Various federal and state laws are in place to protect candidates from possible discrimination. These include, but are not limited to, age, physical or mental disability, ethnic origin, gender, sexual orientation, race, religion, veteran status, and marital status.
Questions related to the above areas are not generally relevant to the job, and should be avoided. If they are relevant to your role, however, be careful about how you word them. For instance, rather than asking the candidate if they have any disabilities, ask them if they are able to perform the physical requirements of the job. To ensure that you’re evaluating all candidates on an even-playing field, it’s best to develop a semi-structured interview process in which you ask all candidates the same questions.
Can I have your social media account passwords?
Maryland was the first to ban this practice in 2012 and, according to the National Conference of State Legislature, it is banned in 24 other states.

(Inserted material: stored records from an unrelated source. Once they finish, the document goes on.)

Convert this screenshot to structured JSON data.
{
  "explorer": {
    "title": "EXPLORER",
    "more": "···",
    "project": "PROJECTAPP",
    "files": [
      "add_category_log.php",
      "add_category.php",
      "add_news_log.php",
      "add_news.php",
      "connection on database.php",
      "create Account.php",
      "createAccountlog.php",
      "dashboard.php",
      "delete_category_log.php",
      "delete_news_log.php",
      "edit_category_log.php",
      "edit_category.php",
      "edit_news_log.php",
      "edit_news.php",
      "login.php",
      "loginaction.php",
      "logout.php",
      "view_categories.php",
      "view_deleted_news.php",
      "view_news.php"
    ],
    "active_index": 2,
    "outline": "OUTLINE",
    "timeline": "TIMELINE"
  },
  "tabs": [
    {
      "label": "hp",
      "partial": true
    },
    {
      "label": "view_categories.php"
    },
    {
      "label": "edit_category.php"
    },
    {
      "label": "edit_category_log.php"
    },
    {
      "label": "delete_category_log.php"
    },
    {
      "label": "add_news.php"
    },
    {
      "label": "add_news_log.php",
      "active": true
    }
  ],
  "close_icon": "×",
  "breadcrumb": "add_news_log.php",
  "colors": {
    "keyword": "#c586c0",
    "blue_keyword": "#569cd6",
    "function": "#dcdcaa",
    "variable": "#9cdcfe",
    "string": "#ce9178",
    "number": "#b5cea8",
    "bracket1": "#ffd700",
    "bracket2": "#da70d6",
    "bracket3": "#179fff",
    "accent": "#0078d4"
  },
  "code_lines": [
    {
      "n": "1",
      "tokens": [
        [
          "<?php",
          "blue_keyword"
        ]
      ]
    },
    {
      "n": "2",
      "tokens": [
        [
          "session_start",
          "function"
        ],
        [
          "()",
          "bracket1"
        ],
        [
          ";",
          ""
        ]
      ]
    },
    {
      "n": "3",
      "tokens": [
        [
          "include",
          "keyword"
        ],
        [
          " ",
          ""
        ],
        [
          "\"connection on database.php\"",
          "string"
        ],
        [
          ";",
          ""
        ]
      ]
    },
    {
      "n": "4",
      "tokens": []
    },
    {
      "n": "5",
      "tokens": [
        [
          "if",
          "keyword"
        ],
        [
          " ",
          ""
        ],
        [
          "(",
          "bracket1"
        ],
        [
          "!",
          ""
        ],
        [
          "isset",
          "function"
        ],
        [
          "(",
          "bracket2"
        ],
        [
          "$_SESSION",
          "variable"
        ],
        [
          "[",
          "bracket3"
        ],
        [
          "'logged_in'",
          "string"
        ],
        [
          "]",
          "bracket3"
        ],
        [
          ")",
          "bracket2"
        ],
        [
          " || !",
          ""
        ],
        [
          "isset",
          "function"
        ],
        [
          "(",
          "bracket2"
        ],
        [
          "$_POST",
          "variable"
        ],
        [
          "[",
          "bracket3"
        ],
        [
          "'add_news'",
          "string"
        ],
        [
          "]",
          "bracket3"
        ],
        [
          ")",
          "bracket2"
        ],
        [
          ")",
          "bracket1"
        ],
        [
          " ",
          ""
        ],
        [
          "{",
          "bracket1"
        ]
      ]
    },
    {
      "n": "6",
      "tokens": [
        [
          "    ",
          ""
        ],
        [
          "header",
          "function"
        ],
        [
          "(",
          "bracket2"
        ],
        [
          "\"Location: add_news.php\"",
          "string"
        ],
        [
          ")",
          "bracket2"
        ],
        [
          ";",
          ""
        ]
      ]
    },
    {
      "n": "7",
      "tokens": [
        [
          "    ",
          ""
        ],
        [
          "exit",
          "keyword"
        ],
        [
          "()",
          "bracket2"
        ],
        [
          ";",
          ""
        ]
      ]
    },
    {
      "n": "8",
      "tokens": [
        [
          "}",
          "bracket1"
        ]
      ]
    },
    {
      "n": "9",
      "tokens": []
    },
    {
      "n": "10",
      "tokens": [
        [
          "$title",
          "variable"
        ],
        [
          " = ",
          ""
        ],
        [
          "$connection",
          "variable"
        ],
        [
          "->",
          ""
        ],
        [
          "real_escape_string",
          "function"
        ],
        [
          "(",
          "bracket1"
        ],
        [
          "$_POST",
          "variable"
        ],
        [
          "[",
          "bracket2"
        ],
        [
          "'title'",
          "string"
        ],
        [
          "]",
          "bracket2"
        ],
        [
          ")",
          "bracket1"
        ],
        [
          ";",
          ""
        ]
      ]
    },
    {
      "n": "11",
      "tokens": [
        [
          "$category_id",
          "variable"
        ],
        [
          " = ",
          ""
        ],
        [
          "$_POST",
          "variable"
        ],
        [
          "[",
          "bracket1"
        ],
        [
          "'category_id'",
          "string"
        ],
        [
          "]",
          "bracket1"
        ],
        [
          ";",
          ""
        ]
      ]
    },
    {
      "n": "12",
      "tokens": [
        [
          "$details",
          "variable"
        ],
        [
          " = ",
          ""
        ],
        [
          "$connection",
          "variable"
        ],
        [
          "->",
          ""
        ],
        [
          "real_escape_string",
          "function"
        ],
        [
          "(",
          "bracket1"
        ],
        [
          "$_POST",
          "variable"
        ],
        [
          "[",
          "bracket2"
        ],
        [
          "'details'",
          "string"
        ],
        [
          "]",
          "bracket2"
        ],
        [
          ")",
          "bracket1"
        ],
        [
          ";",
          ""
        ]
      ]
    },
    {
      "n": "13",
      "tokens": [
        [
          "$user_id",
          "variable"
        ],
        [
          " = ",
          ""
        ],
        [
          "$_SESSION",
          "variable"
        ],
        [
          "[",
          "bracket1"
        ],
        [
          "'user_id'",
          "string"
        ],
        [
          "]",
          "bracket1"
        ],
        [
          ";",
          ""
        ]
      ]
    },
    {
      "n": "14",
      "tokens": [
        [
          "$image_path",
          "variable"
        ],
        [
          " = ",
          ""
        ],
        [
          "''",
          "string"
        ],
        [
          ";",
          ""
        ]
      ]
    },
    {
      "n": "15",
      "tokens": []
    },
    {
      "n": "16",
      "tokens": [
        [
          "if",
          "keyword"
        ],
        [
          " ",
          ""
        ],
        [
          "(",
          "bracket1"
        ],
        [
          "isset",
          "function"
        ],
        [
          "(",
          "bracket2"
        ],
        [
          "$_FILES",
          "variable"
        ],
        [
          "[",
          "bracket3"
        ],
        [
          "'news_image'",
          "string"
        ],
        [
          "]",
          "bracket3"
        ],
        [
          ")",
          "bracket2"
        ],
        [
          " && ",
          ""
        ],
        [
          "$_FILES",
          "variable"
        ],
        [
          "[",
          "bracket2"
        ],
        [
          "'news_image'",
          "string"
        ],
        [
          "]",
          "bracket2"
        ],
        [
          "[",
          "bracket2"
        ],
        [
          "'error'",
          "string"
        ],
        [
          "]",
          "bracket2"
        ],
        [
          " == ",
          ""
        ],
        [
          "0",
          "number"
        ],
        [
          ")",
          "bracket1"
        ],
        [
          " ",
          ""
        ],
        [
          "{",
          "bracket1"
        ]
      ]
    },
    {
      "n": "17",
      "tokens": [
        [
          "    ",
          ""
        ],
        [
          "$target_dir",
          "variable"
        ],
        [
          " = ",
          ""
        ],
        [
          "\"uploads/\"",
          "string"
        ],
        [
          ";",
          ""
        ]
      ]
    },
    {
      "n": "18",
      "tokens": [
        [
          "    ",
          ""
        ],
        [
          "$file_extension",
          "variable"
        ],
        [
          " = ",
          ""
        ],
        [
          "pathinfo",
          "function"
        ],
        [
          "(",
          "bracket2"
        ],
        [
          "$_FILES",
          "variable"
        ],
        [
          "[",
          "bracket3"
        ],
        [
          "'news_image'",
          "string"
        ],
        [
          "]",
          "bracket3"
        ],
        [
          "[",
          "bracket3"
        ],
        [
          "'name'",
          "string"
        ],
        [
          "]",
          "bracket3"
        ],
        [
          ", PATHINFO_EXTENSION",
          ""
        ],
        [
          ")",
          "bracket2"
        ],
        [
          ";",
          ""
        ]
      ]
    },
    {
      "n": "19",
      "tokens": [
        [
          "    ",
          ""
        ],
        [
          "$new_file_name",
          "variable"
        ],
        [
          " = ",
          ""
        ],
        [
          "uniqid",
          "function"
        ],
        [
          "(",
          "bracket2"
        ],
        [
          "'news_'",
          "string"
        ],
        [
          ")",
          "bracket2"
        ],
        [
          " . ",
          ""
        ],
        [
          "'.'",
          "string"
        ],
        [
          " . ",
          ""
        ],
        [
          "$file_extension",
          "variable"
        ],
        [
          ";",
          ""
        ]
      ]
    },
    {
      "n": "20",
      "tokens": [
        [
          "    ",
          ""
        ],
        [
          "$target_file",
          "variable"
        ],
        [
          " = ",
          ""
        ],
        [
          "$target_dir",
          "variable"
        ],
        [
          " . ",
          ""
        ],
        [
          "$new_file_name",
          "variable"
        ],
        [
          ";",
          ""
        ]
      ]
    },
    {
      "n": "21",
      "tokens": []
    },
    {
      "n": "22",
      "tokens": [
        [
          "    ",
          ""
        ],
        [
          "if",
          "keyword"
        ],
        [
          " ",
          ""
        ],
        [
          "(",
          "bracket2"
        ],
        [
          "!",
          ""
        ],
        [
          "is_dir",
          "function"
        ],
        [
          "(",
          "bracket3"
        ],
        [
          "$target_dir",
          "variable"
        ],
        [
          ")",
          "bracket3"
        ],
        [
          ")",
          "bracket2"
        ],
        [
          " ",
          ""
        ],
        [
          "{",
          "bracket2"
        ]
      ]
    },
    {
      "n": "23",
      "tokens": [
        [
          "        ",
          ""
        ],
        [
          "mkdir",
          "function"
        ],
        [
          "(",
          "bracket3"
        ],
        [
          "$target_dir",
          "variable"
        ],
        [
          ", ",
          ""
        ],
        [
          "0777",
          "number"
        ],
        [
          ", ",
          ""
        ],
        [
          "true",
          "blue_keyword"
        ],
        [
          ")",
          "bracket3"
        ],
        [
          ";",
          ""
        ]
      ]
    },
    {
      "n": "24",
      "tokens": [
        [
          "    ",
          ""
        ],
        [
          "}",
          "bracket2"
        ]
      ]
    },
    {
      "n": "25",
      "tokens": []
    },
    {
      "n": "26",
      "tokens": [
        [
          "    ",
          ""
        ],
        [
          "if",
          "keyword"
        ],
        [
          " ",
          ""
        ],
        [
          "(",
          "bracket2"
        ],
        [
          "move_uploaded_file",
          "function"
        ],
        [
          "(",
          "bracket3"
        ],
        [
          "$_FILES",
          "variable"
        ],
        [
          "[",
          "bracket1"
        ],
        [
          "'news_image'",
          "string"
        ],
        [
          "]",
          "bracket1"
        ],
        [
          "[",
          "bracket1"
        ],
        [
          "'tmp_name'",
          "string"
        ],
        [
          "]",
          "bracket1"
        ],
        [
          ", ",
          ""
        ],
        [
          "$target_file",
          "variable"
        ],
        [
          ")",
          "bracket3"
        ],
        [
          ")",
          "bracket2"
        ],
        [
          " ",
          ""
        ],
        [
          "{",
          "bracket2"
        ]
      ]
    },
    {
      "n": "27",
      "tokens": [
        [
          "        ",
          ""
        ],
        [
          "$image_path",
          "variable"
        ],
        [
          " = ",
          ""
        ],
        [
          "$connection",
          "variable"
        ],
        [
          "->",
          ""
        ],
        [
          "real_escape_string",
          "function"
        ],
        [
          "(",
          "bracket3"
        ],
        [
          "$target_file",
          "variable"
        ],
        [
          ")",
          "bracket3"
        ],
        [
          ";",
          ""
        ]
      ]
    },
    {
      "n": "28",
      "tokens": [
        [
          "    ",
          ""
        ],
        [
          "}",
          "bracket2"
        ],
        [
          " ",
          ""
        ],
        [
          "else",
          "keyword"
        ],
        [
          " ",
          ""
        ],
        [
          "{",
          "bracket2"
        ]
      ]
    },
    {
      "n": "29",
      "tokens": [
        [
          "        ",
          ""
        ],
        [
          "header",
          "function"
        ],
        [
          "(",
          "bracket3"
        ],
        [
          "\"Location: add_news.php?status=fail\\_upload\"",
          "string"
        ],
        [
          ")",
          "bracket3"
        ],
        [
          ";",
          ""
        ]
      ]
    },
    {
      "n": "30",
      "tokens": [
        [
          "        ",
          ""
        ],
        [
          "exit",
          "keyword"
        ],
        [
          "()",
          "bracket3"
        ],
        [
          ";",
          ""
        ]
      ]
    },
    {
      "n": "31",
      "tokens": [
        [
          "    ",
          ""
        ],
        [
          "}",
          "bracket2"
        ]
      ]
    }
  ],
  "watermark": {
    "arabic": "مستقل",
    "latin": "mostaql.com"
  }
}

Some laws make it illegal to ask for usernames and passwords, while others also ban things like requesting someone to authenticate their account in your presence, or requiring them to connect with you on social media.
Even if this isn’t an illegal interview question in your state, it has the potential to open you up to discrimination issues and should be avoided. For instance, you may see that a given candidate is a veteran with post-traumatic stress disorder. This information may affect your judgement about whether they’d be able to perform the job at hand.
On the other end of the spectrum, it can turn away candidates who may have been a great fit. Even a candidate with nothing to hide may feel like this is an invasion of privacy, and decide to work for another employer.
What’s your salary history?
Last year, Massachusetts became the first state to ban employers from asking for a candidate’s salary history, with the goal of closing the gender wage gap. While this isn’t an illegal interview question in every state, it should still be avoided. Research has shown that women earn 83% as much as men, and African Americans earn 75% as much as Caucasians. Asking for a candidate’s salary history upfront may perpetuate this issue, or cause you to lose your most qualified candidates who will go elsewhere to be paid what they’re worth.
Instead, create a competitive employee compensation strategy and discuss salary expectations with your candidate’s early in the recruitment process. This will ensure that a candidate’s salary history doesn’t unfairly cloud your perception of them, or the salary that you offer your top-choice candidate.
The volume and complexities of illegal interview questions is enough to make your head spin—even as a seasoned professional. Hiring managers and interviewers are even less inclined to understand them because they don’t live and breathe in the recruiting world. However, not adhering to these laws can damage your organization’s reputation and cost you top-tier candidates—not to mention costing your company time and money in legal battles. Reduce your risk by gaining a thorough understanding of the laws that apply in your area, training interviewers on illegal interview questions, and creating semi-structured interviews. This ensures that all candidates are evaluated on the same criteria so you can make the best hire, in a fair manner.
Learn more interview best practices in our eBook:Top Interview Tips: The Employer’s Essential Handbook.